At the EA Global conference in California, I was excited to hear more about three EA organizations doing policy work, two of which I hadn't heard of before. Video of all the talks.
Open Philanthropy Project
The Open Philanthropy Project, formerly known as GiveWell Labs, is a joint project of Good Ventures and GiveWell. While GiveWell focuses on recommending giving opportunities with very demonstrated impact, the Open Philanthropy Project explores giving opportunities that have higher risks but higher potential rewards, or that may take a long time to have results.
One of the project's focuses is US policy. Some areas they're looking into include:
At this point they're not asking for more funding and do not expect to recommend specific giving opportunities for individual donors.
Effective Altruism Policy Analytics
This summer, they've been working on policy comments. The US Government has a comment period on new regulations during which anyone can submit comments and suggestions for change to proposed regulations. The government agency in question must respond to each comment, and may change its regulation if it hears suggestions it likes. EA Policy Analytics has been looking for regulations with room for improvement, but which are cheap to implement and aren't controversial, and submitting comments on them. Some of the topics they've addressed include:

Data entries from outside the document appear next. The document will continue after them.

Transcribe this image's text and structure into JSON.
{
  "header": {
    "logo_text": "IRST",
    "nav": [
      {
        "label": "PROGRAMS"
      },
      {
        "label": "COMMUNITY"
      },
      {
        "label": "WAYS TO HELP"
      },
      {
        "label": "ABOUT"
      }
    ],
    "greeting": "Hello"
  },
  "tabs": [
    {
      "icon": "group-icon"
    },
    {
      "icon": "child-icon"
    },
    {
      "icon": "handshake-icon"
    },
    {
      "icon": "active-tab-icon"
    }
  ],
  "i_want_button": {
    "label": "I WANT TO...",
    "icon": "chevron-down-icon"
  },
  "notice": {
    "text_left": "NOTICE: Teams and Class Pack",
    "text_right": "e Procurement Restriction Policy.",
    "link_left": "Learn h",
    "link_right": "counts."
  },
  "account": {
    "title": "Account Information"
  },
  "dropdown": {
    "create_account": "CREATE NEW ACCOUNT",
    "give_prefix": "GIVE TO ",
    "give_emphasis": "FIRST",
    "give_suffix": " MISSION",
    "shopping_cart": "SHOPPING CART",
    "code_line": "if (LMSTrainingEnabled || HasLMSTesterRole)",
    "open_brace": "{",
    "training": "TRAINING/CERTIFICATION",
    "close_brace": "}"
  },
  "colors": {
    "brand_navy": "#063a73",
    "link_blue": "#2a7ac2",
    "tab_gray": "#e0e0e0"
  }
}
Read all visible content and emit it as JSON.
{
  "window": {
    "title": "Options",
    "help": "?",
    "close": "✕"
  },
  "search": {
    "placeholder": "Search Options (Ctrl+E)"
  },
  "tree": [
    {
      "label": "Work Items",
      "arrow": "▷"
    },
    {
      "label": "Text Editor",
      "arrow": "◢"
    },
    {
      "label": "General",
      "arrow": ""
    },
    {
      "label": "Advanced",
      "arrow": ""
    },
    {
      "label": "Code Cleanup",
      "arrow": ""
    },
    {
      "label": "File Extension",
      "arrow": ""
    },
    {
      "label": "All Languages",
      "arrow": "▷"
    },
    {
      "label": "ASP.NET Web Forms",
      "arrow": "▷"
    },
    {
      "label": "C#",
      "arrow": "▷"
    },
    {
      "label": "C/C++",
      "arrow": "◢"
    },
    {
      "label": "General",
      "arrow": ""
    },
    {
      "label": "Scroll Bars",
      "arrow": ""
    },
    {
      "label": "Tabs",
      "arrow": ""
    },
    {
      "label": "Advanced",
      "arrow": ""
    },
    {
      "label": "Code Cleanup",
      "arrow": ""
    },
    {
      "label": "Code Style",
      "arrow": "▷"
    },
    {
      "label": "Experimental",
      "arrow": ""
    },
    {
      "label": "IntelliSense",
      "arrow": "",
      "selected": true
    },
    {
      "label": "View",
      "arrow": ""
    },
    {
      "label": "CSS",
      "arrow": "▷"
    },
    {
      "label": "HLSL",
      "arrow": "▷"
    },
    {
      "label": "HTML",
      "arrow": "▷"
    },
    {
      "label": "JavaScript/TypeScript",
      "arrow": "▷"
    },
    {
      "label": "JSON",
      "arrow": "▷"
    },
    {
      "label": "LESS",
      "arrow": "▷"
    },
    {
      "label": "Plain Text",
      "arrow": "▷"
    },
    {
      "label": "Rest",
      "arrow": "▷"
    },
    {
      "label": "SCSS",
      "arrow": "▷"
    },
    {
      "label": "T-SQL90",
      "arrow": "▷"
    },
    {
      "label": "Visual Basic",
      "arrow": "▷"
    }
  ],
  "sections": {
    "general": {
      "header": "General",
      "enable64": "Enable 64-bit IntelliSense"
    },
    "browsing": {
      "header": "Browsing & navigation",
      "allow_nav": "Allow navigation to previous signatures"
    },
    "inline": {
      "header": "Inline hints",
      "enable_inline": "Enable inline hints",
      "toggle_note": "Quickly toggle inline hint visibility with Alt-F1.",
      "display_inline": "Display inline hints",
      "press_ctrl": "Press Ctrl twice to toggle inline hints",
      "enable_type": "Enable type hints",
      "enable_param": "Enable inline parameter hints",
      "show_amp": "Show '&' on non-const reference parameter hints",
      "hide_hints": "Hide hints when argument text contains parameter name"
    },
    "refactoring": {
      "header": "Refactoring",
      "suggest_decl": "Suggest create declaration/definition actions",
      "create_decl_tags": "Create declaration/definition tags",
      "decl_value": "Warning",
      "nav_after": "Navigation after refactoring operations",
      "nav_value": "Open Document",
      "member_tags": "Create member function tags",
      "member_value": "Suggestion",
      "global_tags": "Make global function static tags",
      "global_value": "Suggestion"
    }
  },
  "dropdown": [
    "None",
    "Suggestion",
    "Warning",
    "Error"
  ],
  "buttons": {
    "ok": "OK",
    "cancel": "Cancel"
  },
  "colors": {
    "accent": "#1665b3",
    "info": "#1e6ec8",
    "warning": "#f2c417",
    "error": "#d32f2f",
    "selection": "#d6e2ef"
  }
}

- improving compliance with motorcycle helmet laws
- reducing paperwork burden on immigration applicants
- correcting a faulty formula used in funding home weatherization
Because they just started, they've only heard back about one of their suggested changes (their suggestion was not taken). They're moving toward choosing regulations more carefully and putting more time into each comment, but they expect that the benefit of even one successful regulation improvement would be worth a lot of failed attempts. Here's an example of a case where a regulation was changed based on comments.
You can see Matt Gentzel's EA Global talk.
They're not asking for donations at this point.
Center for Global Development
Some examples of projects:
- "Cash on Delivery Aid": proposed a program, currently being piloted by the UK Department for International Development, in which the Ethiopian government is paid a set amount for each student beyond a baseline that completes primary school and takes a grade-10 test. Rather than focusing on "was the money disbursed?" or "how many schools/textbooks/etc. did we buy?" as many aid programs do, this puts the emphasis on results. It respects local autonomy, because the Ethiopian government is free to change its educational system in whatever way it finds best. Results seem to be mixed.
- Popularized advance market commitments for developing vaccines, in which donors make a contract to pay for a successful vaccine if it is developed, providing pharmaceutical companies with financial incentive to develop vaccines. The major success here seems to have been the 2010 pneumonococcal vaccine.
- After Haiti's 2010 earthquake, one of many voices advocating for increased number of Haitian guestworkers to be admitted to the US. Remittances (money sent home) make up 20% of Haiti's GDP.
It's a lot harder for me to tell what's going on here, since it's a much more established organization with a lot more projects than the above two. Because they've tried more things, they have some failures as well as successes on their record.
As with much policy work, it's hard to tell how much success to credit to any one organization. E.g. if they're one of several actors calling for a particular change that is made, would it have happened anyway without them?
You can see Rajesh Mirchandani's EA Global talk (though it is more about policy change in general than the organization in particular).
Unlike the other two organizations described, CDG is actively taking donations. GiveWell has recommended a grant to them in the past.